Make an exact copy of the records, dropping all pictures.

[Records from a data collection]
+ + + +

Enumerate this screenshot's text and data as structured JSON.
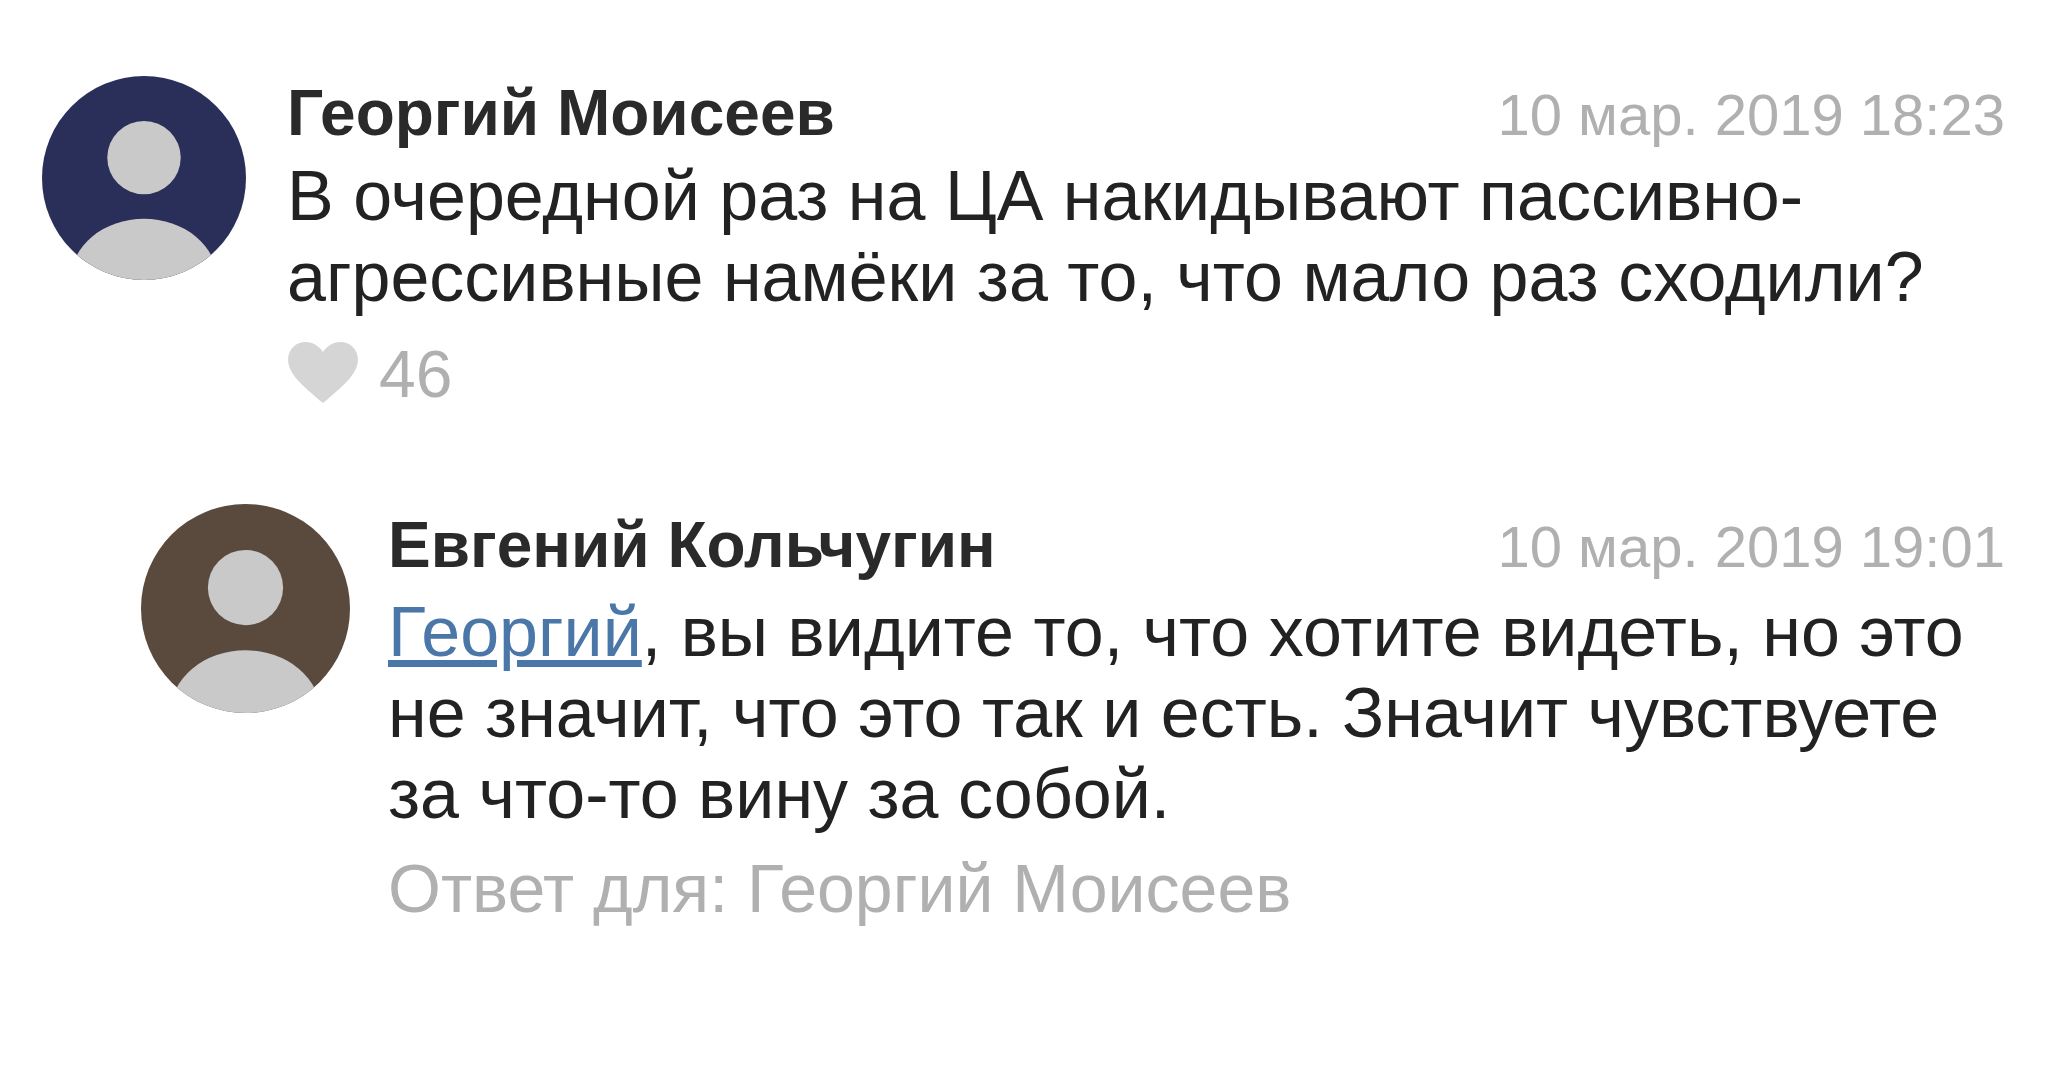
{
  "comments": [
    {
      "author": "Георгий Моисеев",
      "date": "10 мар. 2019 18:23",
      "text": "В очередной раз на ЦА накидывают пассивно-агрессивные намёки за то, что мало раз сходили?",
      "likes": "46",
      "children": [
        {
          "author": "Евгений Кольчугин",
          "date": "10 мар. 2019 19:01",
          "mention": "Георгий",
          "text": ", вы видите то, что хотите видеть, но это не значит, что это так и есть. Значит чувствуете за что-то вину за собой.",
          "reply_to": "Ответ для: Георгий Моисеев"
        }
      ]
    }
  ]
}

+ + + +

## Exercise output
Enumerate this screenshot's text and data as structured JSON.
{
  "comments": [
    {
      "author": "Георгий Моисеев",
      "date": "10 мар. 2019 18:23",
      "text": "В очередной раз на ЦА накидывают пассивно-агрессивные намёки за то, что мало раз сходили?",
      "likes": "46",
      "children": [
        {
          "author": "Евгений Кольчугин",
          "date": "10 мар. 2019 19:01",
          "mention": "Георгий",
          "text": ", вы видите то, что хотите видеть, но это не значит, что это так и есть. Значит чувствуете за что-то вину за собой.",
          "reply_to": "Ответ для: Георгий Моисеев"
        }
      ]
    }
  ]
}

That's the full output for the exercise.